Poking Alabama can be an invitation for pain.
Oh, when will teams learn? Year after year, some want Bama. From sea to shining sea, inside college football and beyond the sport, some muster enough courage to call out King Crimson Tide’s name.
Usually, this is a horrible idea.
Usually, this profile in courage ends with the challenger’s hopes resembling shattered glass.
Usually, this simple order is the best one to live by when considering wanting Bama: Just don’t do it.
But Saturday presented more examples of some walking on the wild side. The father of Tennessee quarterback Jarrett Guarantano sent a warning to “Goliath” Alabama before the Crimson Tide turned the Volunteers into a puddle of goo. Later, Penn State fans chanted “We Want Bama” during the Nittany Lions’ victory against Michigan, as if their team wouldn’t become the latest gnat on the Crimson Tide’s windshield if the programs meet in the College Football Playoff.
We’ve decided to break down recent examples of “wanting Bama” by their types of ridiculousness.

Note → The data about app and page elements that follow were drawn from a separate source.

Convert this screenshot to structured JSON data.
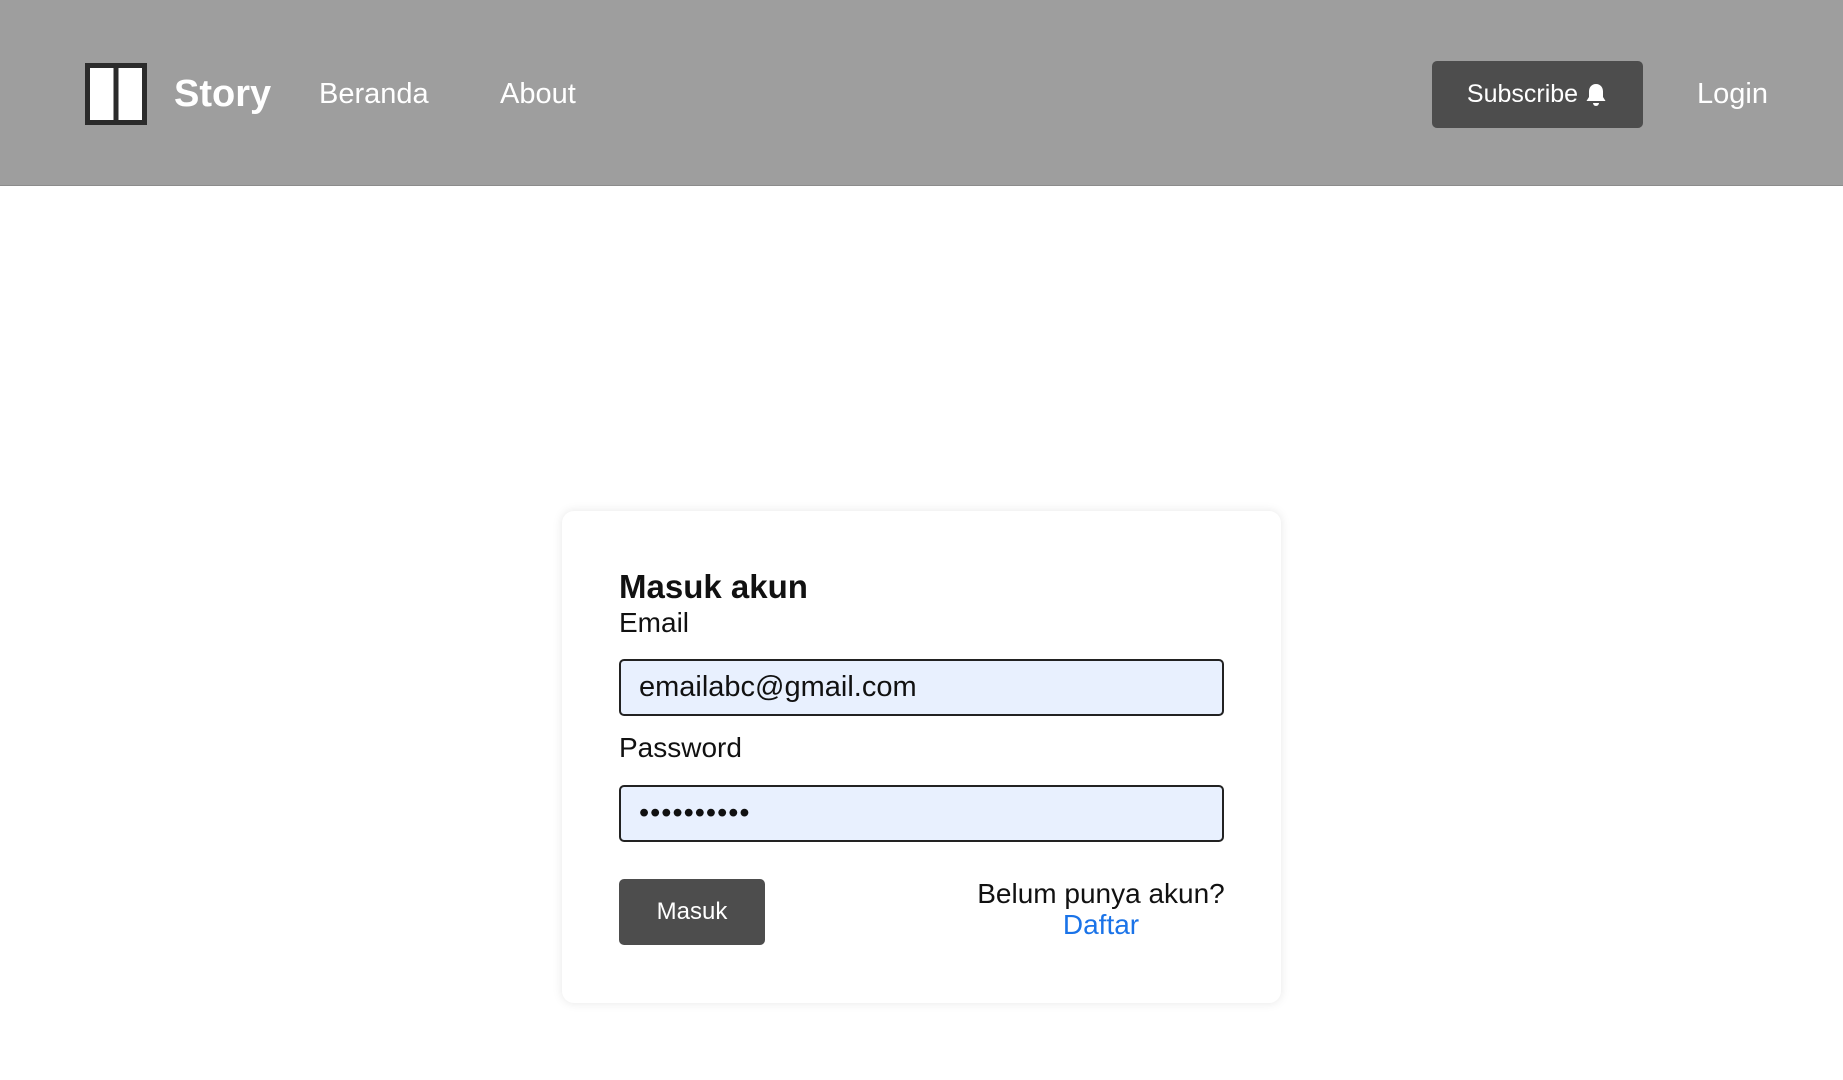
{
  "navbar": {
    "brand_name": "Story",
    "links": [
      {
        "label": "Beranda"
      },
      {
        "label": "About"
      }
    ],
    "subscribe_label": "Subscribe",
    "login_label": "Login",
    "icons": {
      "brand": "book-icon",
      "subscribe": "bell-icon"
    },
    "background_color": "#9e9e9e"
  },
  "login_form": {
    "title": "Masuk akun",
    "email_label": "Email",
    "email_value": "emailabc@gmail.com",
    "password_label": "Password",
    "password_value": "••••••••••",
    "submit_label": "Masuk",
    "register_prompt": "Belum punya akun?",
    "register_link": "Daftar"
  },
  "colors": {
    "button_dark": "#4d4d4d",
    "input_fill": "#e8f0fe",
    "link_blue": "#1a73e8"
  }
}
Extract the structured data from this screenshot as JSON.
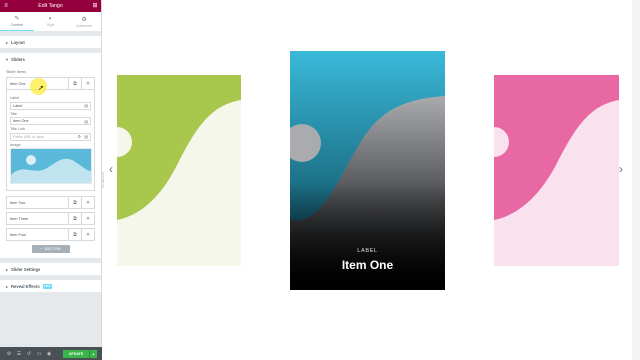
{
  "app": {
    "title": "Edit Tango"
  },
  "tabs": [
    {
      "label": "Content",
      "icon": "pencil-icon"
    },
    {
      "label": "Style",
      "icon": "half-circle-icon"
    },
    {
      "label": "Advanced",
      "icon": "gear-icon"
    }
  ],
  "sections": {
    "layout": "Layout",
    "sliders": "Sliders",
    "slider_settings": "Slider Settings",
    "reveal_effects": "Reveal Effects",
    "pro_badge": "PRO"
  },
  "slider_items": {
    "label": "Slider Items",
    "items": [
      {
        "title": "Item One"
      },
      {
        "title": "Item Two"
      },
      {
        "title": "Item Three"
      },
      {
        "title": "Item Four"
      }
    ],
    "expanded": {
      "label_field_label": "Label",
      "label_value": "Label",
      "title_field_label": "Title",
      "title_value": "Item One",
      "title_link_label": "Title Link",
      "title_link_placeholder": "Paste URL or type",
      "image_label": "Image"
    },
    "add_button": "ADD ITEM"
  },
  "footer": {
    "update_label": "UPDATE"
  },
  "slider": {
    "center": {
      "label": "LABEL",
      "title": "Item One"
    },
    "colors": {
      "green": "#a9c74c",
      "pink": "#e868a4",
      "teal": "#3ab9d9",
      "accent": "#93003c",
      "update": "#39b54a"
    }
  }
}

Because, really, wanting Alabama is insanity.
RIDICULOUSLY CRAZY: Vanderbilt defensive lineman Nifae Lealao says, “Alabama, you’re next”
When it happened: After Vanderbilt beat Kansas State on Sept. 16, 2017.
Why it was ridiculous: Aren’t people who attend Vanderbilt supposed to be smart? Clearly, Lealao’s brain short-circuited when he singled out Alabama following the Commodores’ 14-7 victory against the Wildcats, which seemed like a decent win at the time. Lealao not only poked the bear, he took a taser to its backside, and he didn’t have to speed to outrun the beast when the Crimson Tide made a rare visit to Nashville on Sept. 23. The result? Alabama 59, Vanderbilt 0.
RIDICULOUSLY MISGUIDED: James Guarantano writes on Twitter that son Jarrett won’t be afraid of “Goliath” Alabama
When it happened: Before Alabama torched Tennessee 45-7 on Saturday.
Why it was ridiculous: OK, it’s fine to have confidence in your son. But for goodness’ sake, know the situation. Tennessee had as much of a chance against Alabama as a deer against a wolf that hadn’t ripped into fresh meat in a month. Perhaps the younger Guarantano wasn’t “scared” when seeing the color crimson. But keep that talk within the family or within a text-message thread among friends. Stay far, far away from the powerful Twitter machine when your words might serve as a match meeting gasoline and make you look silly.
RIDICULOUSLY NAÏVE: Washington fans make signs that say, “We Want Bama”
When it happened: Before the Huskies faced Alabama in the 2016 Peach Bowl.
Why it was ridiculous: We’ll give Washington fans somewhat of a pass here. Perhaps moving images of Alabama’s dominance hadn’t traveled to the far reaches of the Pacific Northwest before Nick Saban’s team tossed Washington into a whirlpool at the Georgia Dome last December. After all, Tuscaloosa is a little more than a short jog from Seattle. But come on, what were they thinking? Did Washington fans think their team could hang with Alabama? Did they think the best the Pac-12 had to offer could stand chin-to-chin against the SEC’s biggest, baddest monster? Move to the back of the line, purple people.
When it happened: Browns fans on Nov. 20, 2016; Trail Blazers’ Twitter account on Oct. 14, 2017.
Why it was ridiculous: Sometimes, ridiculous can be hilarious. Browns fans held signs saying, “We Want Bama” last season. Then recently, Portland’s Twitter account shared the same message. Of course, neither the Browns nor the Trail Blazers ever will have a chance to match wits with Alabama. (We wouldn’t want to see what the Crimson Tide defensive line would do to poor DeShone Kizer.) But you must tip your cap to these creative efforts at “wanting Alabama.” You’ll never see an NBA team tweet “We Want Mizzou” for a reason.
RIDICULOUSLY FORTUNATE: Clemson QB Deshaun Watson wants Alabama before the most recent national championship game
When it happened: After Clemson beat Ohio State in 2016 Fiesta Bowl.
Why it was ridiculous: Sometimes, the unwise get lucky. Watson said he wanted “the best of the best” after the Tigers’ rout of the Buckeyes in the Fiesta Bowl. Yes, he had a strong game to lead the Tigers past the Crimson Tide last January during a thrilling national-title game. Yes, he threw for 420 yards and produced 4 touchdowns in a memorable performance. But without that “pick-play” touchdown that placed Clemson over the top in Tampa, Fla., Watson would have lived a much different ending. And he would have learned what most understand after they “want Alabama” and receive their misguided wish.